Families join Halloween fun at Harvest Festival

PARKERSBURG – Giving kids and families a safe place to have Halloween-time fun was the focus of the second annual Harvest Festival Wednesday at the Salvation Army in Parkersburg.

More than 100 people, including parents, children and others, gathered in the gymnasium at the 534 Fifth St. facility to play games and eat food.

”The Salvation Army is hosting its annual Harvest Festival which is an alternative to trick-or-treating,” said Lt. Mechelle Henry, co-officer of the local corps. ”We host it here in our gym where the kids can come and play in the bouncy houses, play games, win prizes, have candy and more. The kids just come out and have a great time.”

Money made at the concession stand goes back into the Salvation Army’s local youth programs, Henry said.

Last year, about 100 people attended.

This year, they well exceeded that, said Lt. Erik Henry, co-officer of the local corps.

”Obviously, there are more people here this year than there were last year,” he said. ”It is great to have people here and for them to get out somewhere and give them a safe environment.”

Before the event started, a word of prayer was said outside with everyone who was attending.

”We are just trying to give everyone a safe place to go,” Erik Henry said.

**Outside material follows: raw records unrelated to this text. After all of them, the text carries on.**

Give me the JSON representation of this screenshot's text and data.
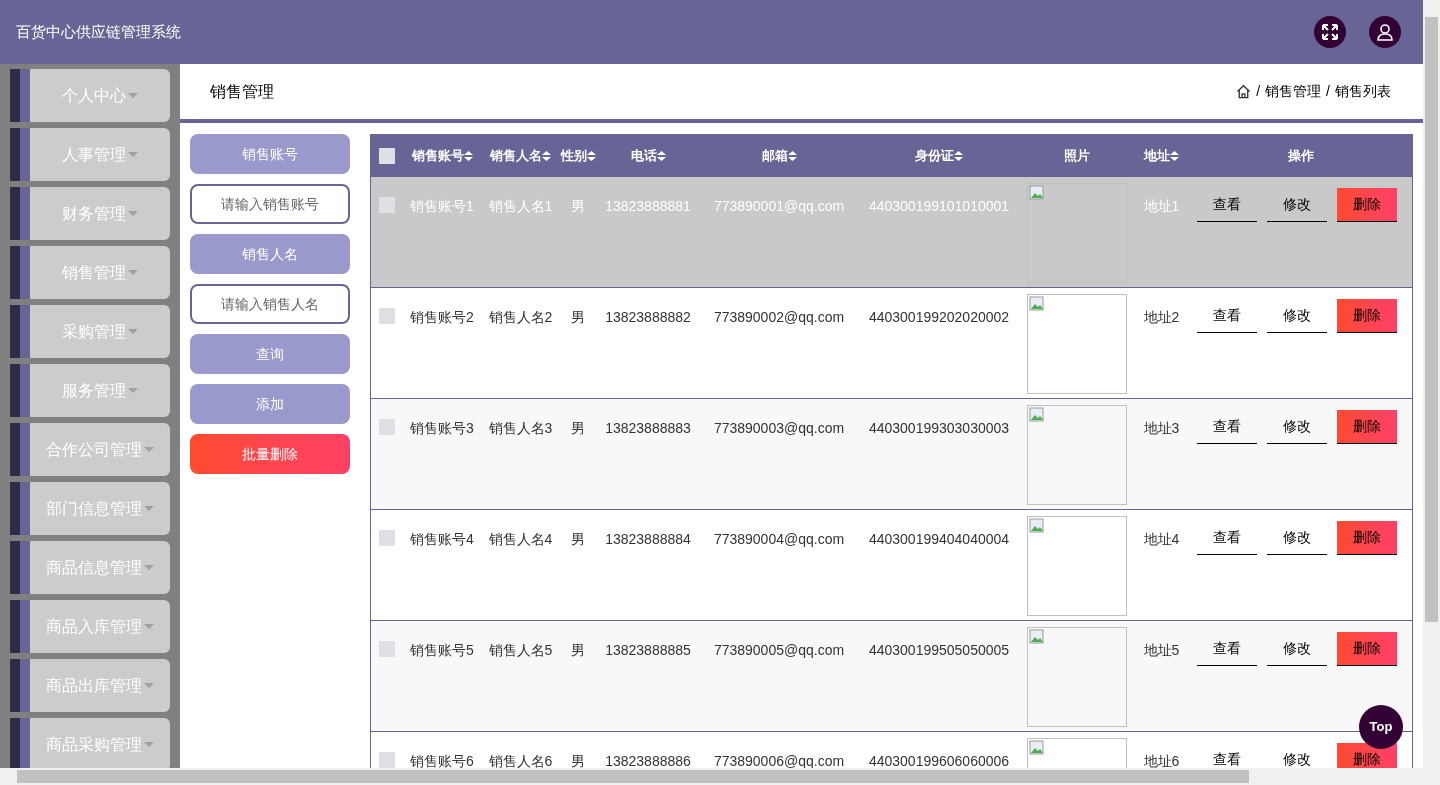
{
  "header": {
    "title": "百货中心供应链管理系统"
  },
  "sidebar": {
    "items": [
      {
        "label": "个人中心"
      },
      {
        "label": "人事管理"
      },
      {
        "label": "财务管理"
      },
      {
        "label": "销售管理"
      },
      {
        "label": "采购管理"
      },
      {
        "label": "服务管理"
      },
      {
        "label": "合作公司管理"
      },
      {
        "label": "部门信息管理"
      },
      {
        "label": "商品信息管理"
      },
      {
        "label": "商品入库管理"
      },
      {
        "label": "商品出库管理"
      },
      {
        "label": "商品采购管理"
      }
    ]
  },
  "page": {
    "title": "销售管理",
    "breadcrumb_separator": "/",
    "breadcrumb": [
      "销售管理",
      "销售列表"
    ]
  },
  "search": {
    "fields": [
      {
        "label": "销售账号",
        "placeholder": "请输入销售账号"
      },
      {
        "label": "销售人名",
        "placeholder": "请输入销售人名"
      }
    ],
    "buttons": [
      {
        "label": "查询",
        "kind": "primary"
      },
      {
        "label": "添加",
        "kind": "primary"
      },
      {
        "label": "批量删除",
        "kind": "danger"
      }
    ]
  },
  "table": {
    "select_all_checked": false,
    "columns": [
      {
        "label": "销售账号",
        "sortable": true
      },
      {
        "label": "销售人名",
        "sortable": true
      },
      {
        "label": "性别",
        "sortable": true
      },
      {
        "label": "电话",
        "sortable": true
      },
      {
        "label": "邮箱",
        "sortable": true
      },
      {
        "label": "身份证",
        "sortable": true
      },
      {
        "label": "照片",
        "sortable": false
      },
      {
        "label": "地址",
        "sortable": true
      },
      {
        "label": "操作",
        "sortable": false
      }
    ],
    "rows": [
      {
        "checked": false,
        "highlighted": true,
        "cells": [
          "销售账号1",
          "销售人名1",
          "男",
          "13823888881",
          "773890001@qq.com",
          "440300199101010001",
          {
            "kind": "picture"
          },
          "地址1"
        ],
        "actions": [
          {
            "label": "查看",
            "kind": "link"
          },
          {
            "label": "修改",
            "kind": "link"
          },
          {
            "label": "删除",
            "kind": "danger"
          }
        ]
      },
      {
        "checked": false,
        "highlighted": false,
        "cells": [
          "销售账号2",
          "销售人名2",
          "男",
          "13823888882",
          "773890002@qq.com",
          "440300199202020002",
          {
            "kind": "picture"
          },
          "地址2"
        ],
        "actions": [
          {
            "label": "查看",
            "kind": "link"
          },
          {
            "label": "修改",
            "kind": "link"
          },
          {
            "label": "删除",
            "kind": "danger"
          }
        ]
      },
      {
        "checked": false,
        "highlighted": false,
        "cells": [
          "销售账号3",
          "销售人名3",
          "男",
          "13823888883",
          "773890003@qq.com",
          "440300199303030003",
          {
            "kind": "picture"
          },
          "地址3"
        ],
        "actions": [
          {
            "label": "查看",
            "kind": "link"
          },
          {
            "label": "修改",
            "kind": "link"
          },
          {
            "label": "删除",
            "kind": "danger"
          }
        ]
      },
      {
        "checked": false,
        "highlighted": false,
        "cells": [
          "销售账号4",
          "销售人名4",
          "男",
          "13823888884",
          "773890004@qq.com",
          "440300199404040004",
          {
            "kind": "picture"
          },
          "地址4"
        ],
        "actions": [
          {
            "label": "查看",
            "kind": "link"
          },
          {
            "label": "修改",
            "kind": "link"
          },
          {
            "label": "删除",
            "kind": "danger"
          }
        ]
      },
      {
        "checked": false,
        "highlighted": false,
        "cells": [
          "销售账号5",
          "销售人名5",
          "男",
          "13823888885",
          "773890005@qq.com",
          "440300199505050005",
          {
            "kind": "picture"
          },
          "地址5"
        ],
        "actions": [
          {
            "label": "查看",
            "kind": "link"
          },
          {
            "label": "修改",
            "kind": "link"
          },
          {
            "label": "删除",
            "kind": "danger"
          }
        ]
      },
      {
        "checked": false,
        "highlighted": false,
        "cells": [
          "销售账号6",
          "销售人名6",
          "男",
          "13823888886",
          "773890006@qq.com",
          "440300199606060006",
          {
            "kind": "picture"
          },
          "地址6"
        ],
        "actions": [
          {
            "label": "查看",
            "kind": "link"
          },
          {
            "label": "修改",
            "kind": "link"
          },
          {
            "label": "删除",
            "kind": "danger"
          }
        ]
      }
    ]
  },
  "back_to_top": "Top"
}
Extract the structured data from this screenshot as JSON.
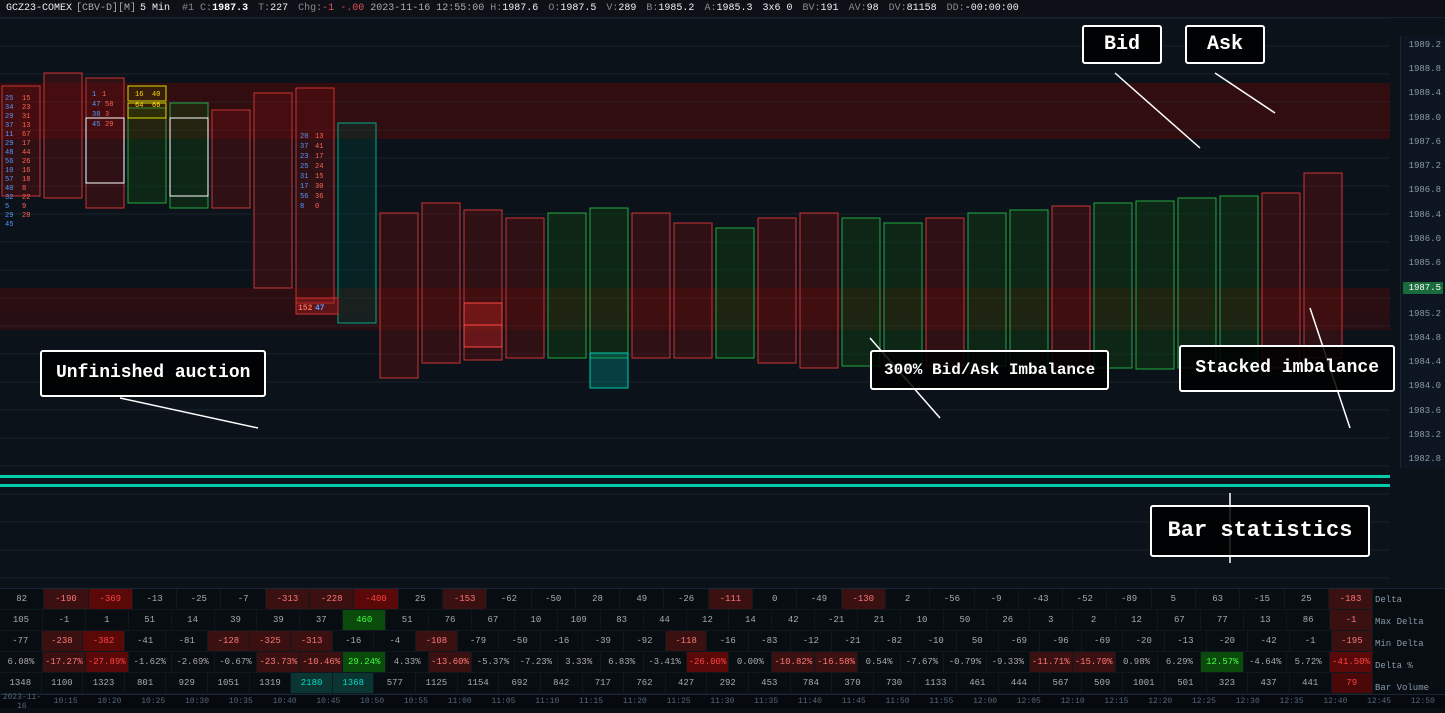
{
  "header": {
    "symbol": "GCZ23-COMEX",
    "mode": "[CBV-D][M]",
    "timeframe": "5 Min",
    "bar_num": "#1 C:",
    "close": "1987.3",
    "T": "227",
    "Chg": "-1",
    "ChgPct": "-.00",
    "date": "2023-11-16 12:55:00",
    "H": "1987.6",
    "O": "1987.5",
    "V": "289",
    "B": "1985.2",
    "A": "1985.3",
    "x3x0": "3x6 0",
    "BV": "191",
    "AV": "98",
    "DV": "81158",
    "DD": "-00:00:00"
  },
  "annotations": {
    "unfinished_auction": "Unfinished\nauction",
    "stacked_imbalance": "Stacked\nimbalance",
    "bid_ask_imbalance": "300% Bid/Ask\nImbalance",
    "bar_statistics": "Bar statistics",
    "bid_label": "Bid",
    "ask_label": "Ask"
  },
  "price_levels": [
    "1989.2",
    "1988.8",
    "1988.4",
    "1988.0",
    "1987.6",
    "1987.2",
    "1986.8",
    "1986.4",
    "1986.0",
    "1985.6",
    "1985.2",
    "1984.8",
    "1984.4",
    "1984.0",
    "1983.6",
    "1983.2",
    "1982.8"
  ],
  "current_price": "1987.5",
  "stats": {
    "rows": [
      {
        "label": "Delta",
        "cells": [
          {
            "val": "82",
            "type": "neutral"
          },
          {
            "val": "-190",
            "type": "neg"
          },
          {
            "val": "-369",
            "type": "strong-neg"
          },
          {
            "val": "-13",
            "type": "neutral"
          },
          {
            "val": "-25",
            "type": "neutral"
          },
          {
            "val": "-7",
            "type": "neutral"
          },
          {
            "val": "-313",
            "type": "neg"
          },
          {
            "val": "-228",
            "type": "neg"
          },
          {
            "val": "-400",
            "type": "strong-neg"
          },
          {
            "val": "25",
            "type": "neutral"
          },
          {
            "val": "-153",
            "type": "neg"
          },
          {
            "val": "-62",
            "type": "neutral"
          },
          {
            "val": "-50",
            "type": "neutral"
          },
          {
            "val": "28",
            "type": "neutral"
          },
          {
            "val": "49",
            "type": "neutral"
          },
          {
            "val": "-26",
            "type": "neutral"
          },
          {
            "val": "-111",
            "type": "neg"
          },
          {
            "val": "0",
            "type": "neutral"
          },
          {
            "val": "-49",
            "type": "neutral"
          },
          {
            "val": "-130",
            "type": "neg"
          },
          {
            "val": "2",
            "type": "neutral"
          },
          {
            "val": "-56",
            "type": "neutral"
          },
          {
            "val": "-9",
            "type": "neutral"
          },
          {
            "val": "-43",
            "type": "neutral"
          },
          {
            "val": "-52",
            "type": "neutral"
          },
          {
            "val": "-89",
            "type": "neutral"
          },
          {
            "val": "5",
            "type": "neutral"
          },
          {
            "val": "63",
            "type": "neutral"
          },
          {
            "val": "-15",
            "type": "neutral"
          },
          {
            "val": "25",
            "type": "neutral"
          },
          {
            "val": "-183",
            "type": "neg"
          },
          {
            "val": "Delta",
            "type": "label"
          }
        ]
      },
      {
        "label": "Max Delta",
        "cells": [
          {
            "val": "105",
            "type": "neutral"
          },
          {
            "val": "-1",
            "type": "neutral"
          },
          {
            "val": "1",
            "type": "neutral"
          },
          {
            "val": "51",
            "type": "neutral"
          },
          {
            "val": "14",
            "type": "neutral"
          },
          {
            "val": "39",
            "type": "neutral"
          },
          {
            "val": "39",
            "type": "neutral"
          },
          {
            "val": "37",
            "type": "neutral"
          },
          {
            "val": "460",
            "type": "strong-pos"
          },
          {
            "val": "51",
            "type": "neutral"
          },
          {
            "val": "76",
            "type": "neutral"
          },
          {
            "val": "67",
            "type": "neutral"
          },
          {
            "val": "10",
            "type": "neutral"
          },
          {
            "val": "109",
            "type": "neutral"
          },
          {
            "val": "83",
            "type": "neutral"
          },
          {
            "val": "44",
            "type": "neutral"
          },
          {
            "val": "12",
            "type": "neutral"
          },
          {
            "val": "14",
            "type": "neutral"
          },
          {
            "val": "42",
            "type": "neutral"
          },
          {
            "val": "-21",
            "type": "neutral"
          },
          {
            "val": "21",
            "type": "neutral"
          },
          {
            "val": "10",
            "type": "neutral"
          },
          {
            "val": "50",
            "type": "neutral"
          },
          {
            "val": "26",
            "type": "neutral"
          },
          {
            "val": "3",
            "type": "neutral"
          },
          {
            "val": "2",
            "type": "neutral"
          },
          {
            "val": "12",
            "type": "neutral"
          },
          {
            "val": "67",
            "type": "neutral"
          },
          {
            "val": "77",
            "type": "neutral"
          },
          {
            "val": "13",
            "type": "neutral"
          },
          {
            "val": "86",
            "type": "neutral"
          },
          {
            "val": "-1",
            "type": "neg"
          },
          {
            "val": "Max Delta",
            "type": "label"
          }
        ]
      },
      {
        "label": "Min Delta",
        "cells": [
          {
            "val": "-77",
            "type": "neutral"
          },
          {
            "val": "-238",
            "type": "neg"
          },
          {
            "val": "-382",
            "type": "strong-neg"
          },
          {
            "val": "-41",
            "type": "neutral"
          },
          {
            "val": "-81",
            "type": "neutral"
          },
          {
            "val": "-128",
            "type": "neg"
          },
          {
            "val": "-325",
            "type": "neg"
          },
          {
            "val": "-313",
            "type": "neg"
          },
          {
            "val": "-16",
            "type": "neutral"
          },
          {
            "val": "-4",
            "type": "neutral"
          },
          {
            "val": "-108",
            "type": "neg"
          },
          {
            "val": "-79",
            "type": "neutral"
          },
          {
            "val": "-50",
            "type": "neutral"
          },
          {
            "val": "-16",
            "type": "neutral"
          },
          {
            "val": "-39",
            "type": "neutral"
          },
          {
            "val": "-92",
            "type": "neutral"
          },
          {
            "val": "-118",
            "type": "neg"
          },
          {
            "val": "-16",
            "type": "neutral"
          },
          {
            "val": "-83",
            "type": "neutral"
          },
          {
            "val": "-12",
            "type": "neutral"
          },
          {
            "val": "-21",
            "type": "neutral"
          },
          {
            "val": "-82",
            "type": "neutral"
          },
          {
            "val": "-10",
            "type": "neutral"
          },
          {
            "val": "50",
            "type": "neutral"
          },
          {
            "val": "-69",
            "type": "neutral"
          },
          {
            "val": "-96",
            "type": "neutral"
          },
          {
            "val": "-69",
            "type": "neutral"
          },
          {
            "val": "-20",
            "type": "neutral"
          },
          {
            "val": "-13",
            "type": "neutral"
          },
          {
            "val": "-20",
            "type": "neutral"
          },
          {
            "val": "-42",
            "type": "neutral"
          },
          {
            "val": "-1",
            "type": "neutral"
          },
          {
            "val": "-195",
            "type": "neg"
          },
          {
            "val": "Min Delta",
            "type": "label"
          }
        ]
      },
      {
        "label": "Delta %",
        "cells": [
          {
            "val": "6.08%",
            "type": "neutral"
          },
          {
            "val": "-17.27%",
            "type": "neg"
          },
          {
            "val": "-27.89%",
            "type": "strong-neg"
          },
          {
            "val": "-1.62%",
            "type": "neutral"
          },
          {
            "val": "-2.69%",
            "type": "neutral"
          },
          {
            "val": "-0.67%",
            "type": "neutral"
          },
          {
            "val": "-23.73%",
            "type": "neg"
          },
          {
            "val": "-10.46%",
            "type": "neg"
          },
          {
            "val": "29.24%",
            "type": "strong-pos"
          },
          {
            "val": "4.33%",
            "type": "neutral"
          },
          {
            "val": "-13.60%",
            "type": "neg"
          },
          {
            "val": "-5.37%",
            "type": "neutral"
          },
          {
            "val": "-7.23%",
            "type": "neutral"
          },
          {
            "val": "3.33%",
            "type": "neutral"
          },
          {
            "val": "6.83%",
            "type": "neutral"
          },
          {
            "val": "-3.41%",
            "type": "neutral"
          },
          {
            "val": "-26.00%",
            "type": "strong-neg"
          },
          {
            "val": "0.00%",
            "type": "neutral"
          },
          {
            "val": "-10.82%",
            "type": "neg"
          },
          {
            "val": "-16.58%",
            "type": "neg"
          },
          {
            "val": "0.54%",
            "type": "neutral"
          },
          {
            "val": "-7.67%",
            "type": "neutral"
          },
          {
            "val": "-0.79%",
            "type": "neutral"
          },
          {
            "val": "-9.33%",
            "type": "neutral"
          },
          {
            "val": "-11.71%",
            "type": "neg"
          },
          {
            "val": "-15.70%",
            "type": "neg"
          },
          {
            "val": "0.98%",
            "type": "neutral"
          },
          {
            "val": "6.29%",
            "type": "neutral"
          },
          {
            "val": "12.57%",
            "type": "strong-pos"
          },
          {
            "val": "-4.64%",
            "type": "neutral"
          },
          {
            "val": "5.72%",
            "type": "neutral"
          },
          {
            "val": "-41.50%",
            "type": "strong-neg"
          },
          {
            "val": "Delta %",
            "type": "label"
          }
        ]
      },
      {
        "label": "Bar Volume",
        "cells": [
          {
            "val": "1348",
            "type": "neutral"
          },
          {
            "val": "1100",
            "type": "neutral"
          },
          {
            "val": "1323",
            "type": "neutral"
          },
          {
            "val": "801",
            "type": "neutral"
          },
          {
            "val": "929",
            "type": "neutral"
          },
          {
            "val": "1051",
            "type": "neutral"
          },
          {
            "val": "1319",
            "type": "neutral"
          },
          {
            "val": "2180",
            "type": "highlight-teal"
          },
          {
            "val": "1368",
            "type": "highlight-teal"
          },
          {
            "val": "577",
            "type": "neutral"
          },
          {
            "val": "1125",
            "type": "neutral"
          },
          {
            "val": "1154",
            "type": "neutral"
          },
          {
            "val": "692",
            "type": "neutral"
          },
          {
            "val": "842",
            "type": "neutral"
          },
          {
            "val": "717",
            "type": "neutral"
          },
          {
            "val": "762",
            "type": "neutral"
          },
          {
            "val": "427",
            "type": "neutral"
          },
          {
            "val": "292",
            "type": "neutral"
          },
          {
            "val": "453",
            "type": "neutral"
          },
          {
            "val": "784",
            "type": "neutral"
          },
          {
            "val": "370",
            "type": "neutral"
          },
          {
            "val": "730",
            "type": "neutral"
          },
          {
            "val": "1133",
            "type": "neutral"
          },
          {
            "val": "461",
            "type": "neutral"
          },
          {
            "val": "444",
            "type": "neutral"
          },
          {
            "val": "567",
            "type": "neutral"
          },
          {
            "val": "509",
            "type": "neutral"
          },
          {
            "val": "1001",
            "type": "neutral"
          },
          {
            "val": "501",
            "type": "neutral"
          },
          {
            "val": "323",
            "type": "neutral"
          },
          {
            "val": "437",
            "type": "neutral"
          },
          {
            "val": "441",
            "type": "neutral"
          },
          {
            "val": "79",
            "type": "highlight-red"
          },
          {
            "val": "Bar Volume",
            "type": "label"
          }
        ]
      }
    ]
  },
  "time_labels": [
    "2023-11-16",
    "10:15",
    "10:20",
    "10:25",
    "10:30",
    "10:35",
    "10:40",
    "10:45",
    "10:50",
    "10:55",
    "11:00",
    "11:05",
    "11:10",
    "11:15",
    "11:20",
    "11:25",
    "11:30",
    "11:35",
    "11:40",
    "11:45",
    "11:50",
    "11:55",
    "12:00",
    "12:05",
    "12:10",
    "12:15",
    "12:20",
    "12:25",
    "12:30",
    "12:35",
    "12:40",
    "12:45",
    "12:50"
  ]
}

Glenda Roush of Parkersburg came with her husband and their blended family of six.

”Two of my stepdaughters go to the Salvation Army After School program,” she said.

The Henrys said they have been publicizing the event through the programs and services.

”The girls wanted to come,” Roush said, adding they were all having a good time.

Kathy Wigal of Parkersburg brought her children.

Their family attends church at the Salvation Army and had heard about the program.

”The children really wanted to come,” Wigal said. ”They are having a good time. It keeps them out of trouble.”

Andy Holt of Parkersburg brought his three children to the event.

”First of all we knew it would be safe here,” he said. ”We really didn’t have anywhere else to go.

”I wouldn’t be able to take them anywhere else.”

As money is tight, Holt said it was good there was an event like this where people could enjoy themselves.

Holt said the bouncy houses were popular with his children.

”They are having a ball,” he said. ”Those bouncy houses … my kids could bounce in those all day long.

”They can get as sugared up as they want; that will wear them out.”

There was a coloring contest, a costume contest and games.

”At the end, we do a little devotional to remind people that what we do is all about Christ,” Mechelle Henry said. ”We want people to know that we are a church and we open our doors to anybody.”